I went home to Toronto a few days later and started preparations for becoming a monk. But something happened along the way. I met someone. It was a brief fling, but it awakened a longing in me, and I decided to hold off. Six months later I met my partner Bob, and we are still together. So much for being a monk!
What Happens When We Die?
My last retreat with Thay, in 2014, was the last 3-week retreat he led. A few months later he had a stroke and could no longer walk or talk. Ominously, it was titled “What happens when we die?” He kept asking us if we knew the answer yet.
Thay has always taught that we don’t really die, that there is no birth and no death. We do not come from nothing and we do not become nothing when we die. We continue. A cloud does not die, it becomes rain. We continue because our thoughts, speech and actions continue forever, in the impact they have on others and the world. Thay said we, his students, are his continuation, and he asked that we continue him beautifully.
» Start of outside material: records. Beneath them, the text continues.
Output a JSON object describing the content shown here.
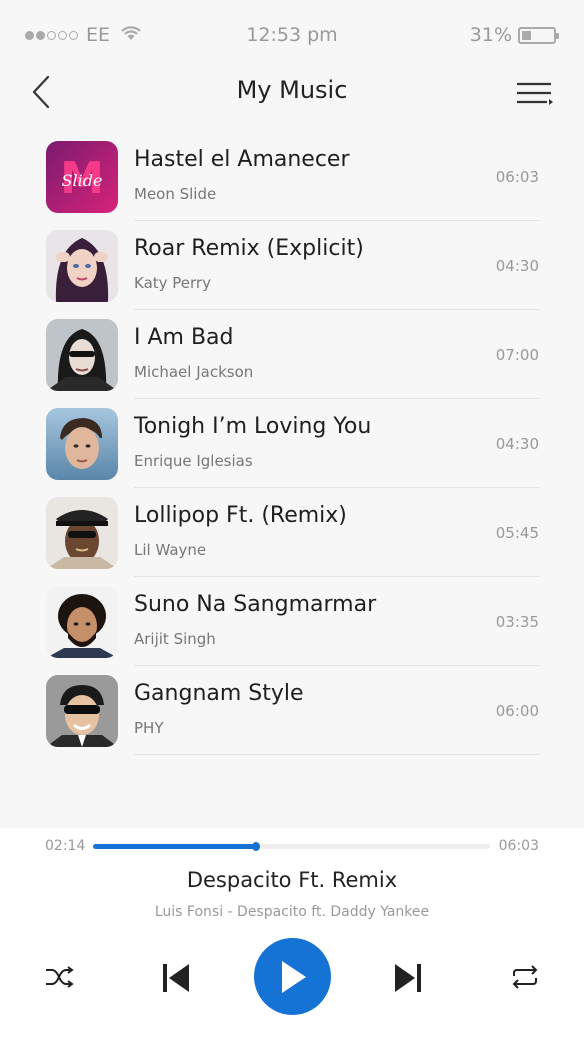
{
  "status_bar": {
    "carrier": "EE",
    "time": "12:53 pm",
    "battery": "31%",
    "battery_level": 0.31
  },
  "header": {
    "title": "My Music",
    "back_icon": "chevron-left-icon",
    "menu_icon": "menu-icon"
  },
  "tracks": [
    {
      "title": "Hastel el Amanecer",
      "artist": "Meon Slide",
      "duration": "06:03"
    },
    {
      "title": "Roar Remix (Explicit)",
      "artist": "Katy Perry",
      "duration": "04:30"
    },
    {
      "title": "I Am Bad",
      "artist": "Michael Jackson",
      "duration": "07:00"
    },
    {
      "title": "Tonigh I’m Loving You",
      "artist": "Enrique Iglesias",
      "duration": "04:30"
    },
    {
      "title": "Lollipop Ft. (Remix)",
      "artist": "Lil Wayne",
      "duration": "05:45"
    },
    {
      "title": "Suno Na Sangmarmar",
      "artist": "Arijit Singh",
      "duration": "03:35"
    },
    {
      "title": "Gangnam Style",
      "artist": "PHY",
      "duration": "06:00"
    }
  ],
  "player": {
    "elapsed": "02:14",
    "total": "06:03",
    "progress": 0.41,
    "title": "Despacito Ft. Remix",
    "artist": "Luis Fonsi - Despacito ft. Daddy Yankee",
    "accent_color": "#1673d6"
  }
}
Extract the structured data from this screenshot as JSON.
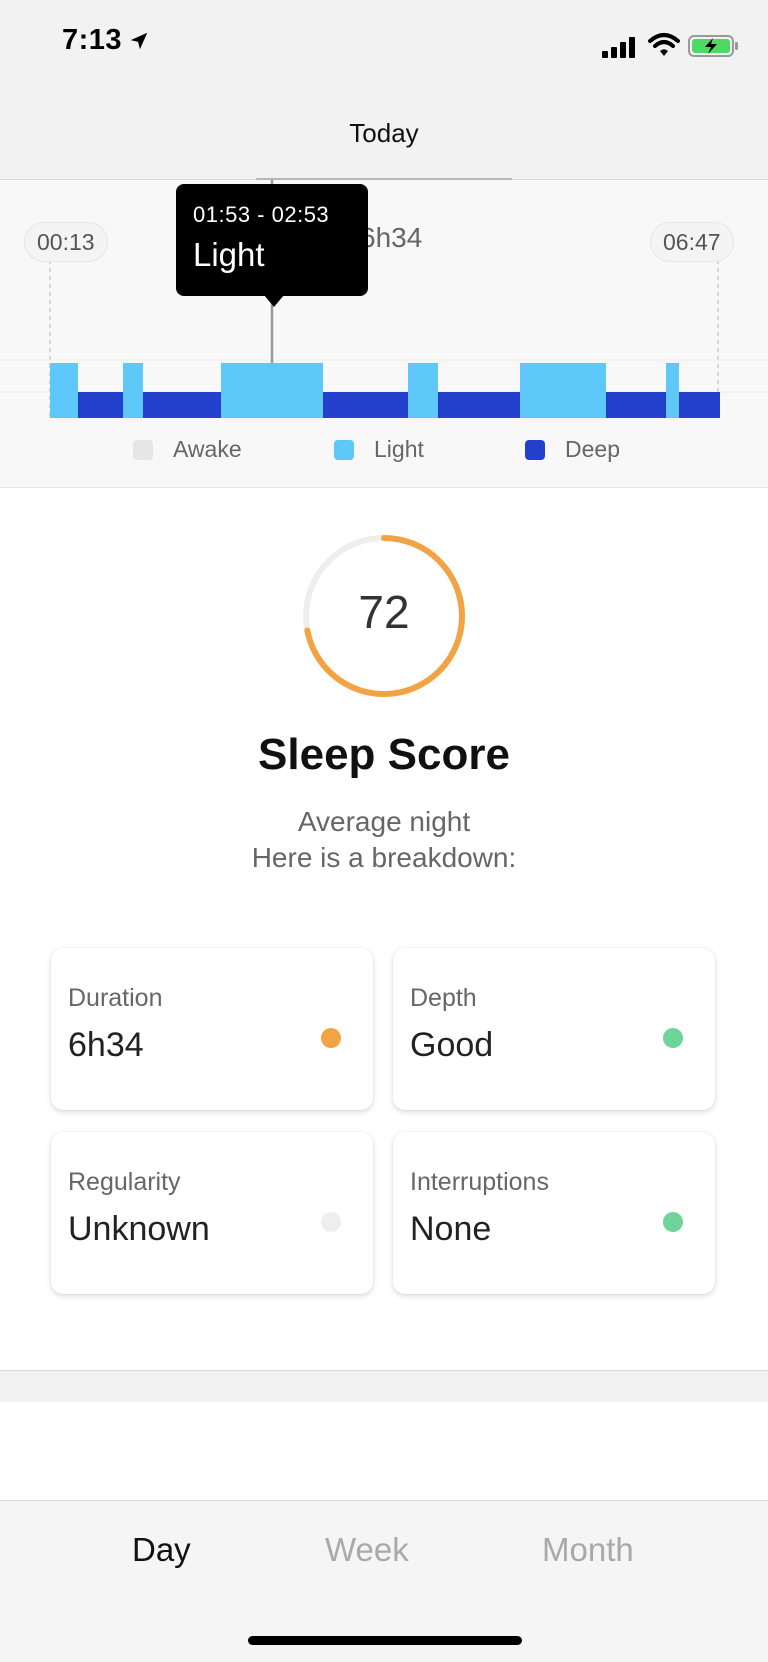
{
  "status_bar": {
    "time": "7:13",
    "icons": [
      "location-arrow-icon",
      "cellular-signal-icon",
      "wifi-icon",
      "battery-charging-icon"
    ]
  },
  "header": {
    "title": "Today"
  },
  "sleep_chart": {
    "start_time": "00:13",
    "end_time": "06:47",
    "total_duration": "6h34",
    "tooltip": {
      "range": "01:53 - 02:53",
      "stage": "Light"
    },
    "legend": [
      {
        "label": "Awake",
        "color": "#e6e6e6"
      },
      {
        "label": "Light",
        "color": "#5ec8f8"
      },
      {
        "label": "Deep",
        "color": "#2240cc"
      }
    ]
  },
  "score": {
    "value": "72",
    "progress": 0.72,
    "ring_color": "#f2a444",
    "track_color": "#eeeeee",
    "title": "Sleep Score",
    "subtitle_line1": "Average night",
    "subtitle_line2": "Here is a breakdown:"
  },
  "breakdown": [
    {
      "label": "Duration",
      "value": "6h34",
      "status_color": "#f2a444"
    },
    {
      "label": "Depth",
      "value": "Good",
      "status_color": "#6fd49a"
    },
    {
      "label": "Regularity",
      "value": "Unknown",
      "status_color": "#eeeeee"
    },
    {
      "label": "Interruptions",
      "value": "None",
      "status_color": "#6fd49a"
    }
  ],
  "tabs": [
    {
      "label": "Day",
      "active": true
    },
    {
      "label": "Week",
      "active": false
    },
    {
      "label": "Month",
      "active": false
    }
  ]
}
Thay said when he dies, he does not want his disciples to erect a stupa over his grave. He did not want people to travel to his stupa to connect with him. He said all you need to do is take a mindful breath or a mindful step, and Thay will be there. He half-jokingly said if they do erect a stupa, they should put a sign in front saying “Thay is not here!”
Thay was teaching in every moment. I know this not just from my own observations, but from conversations with some of the monks and nuns who knew him best. He never wanted anything for himself. He just wanted to help others to enjoy life and to suffer less. On his birthday (which he called his “continuation day”), he did not want gifts. He wanted us to make a commitment to practice. To be mindful climbing the stairs, or answering a phone, or getting up in the morning. He was always encouraging us to practice.
My Deepest Aspiration
Thay always encouraged us to practice wholeheartedly, to make a great vow to liberate ourselves and others from suffering. And not to be attached to any outcome. To practice just to practice.
I was clear then, and I am clear now, that I want to be a beautiful continuation of Thay. Of his diligence and discipline. His kindness and compassion. His peace and joy. And of his great understanding that we are not separate self-entities, but rather part of a greater whole.
Thank you Thay. You have given me a gift that I can never repay. But I will do my best.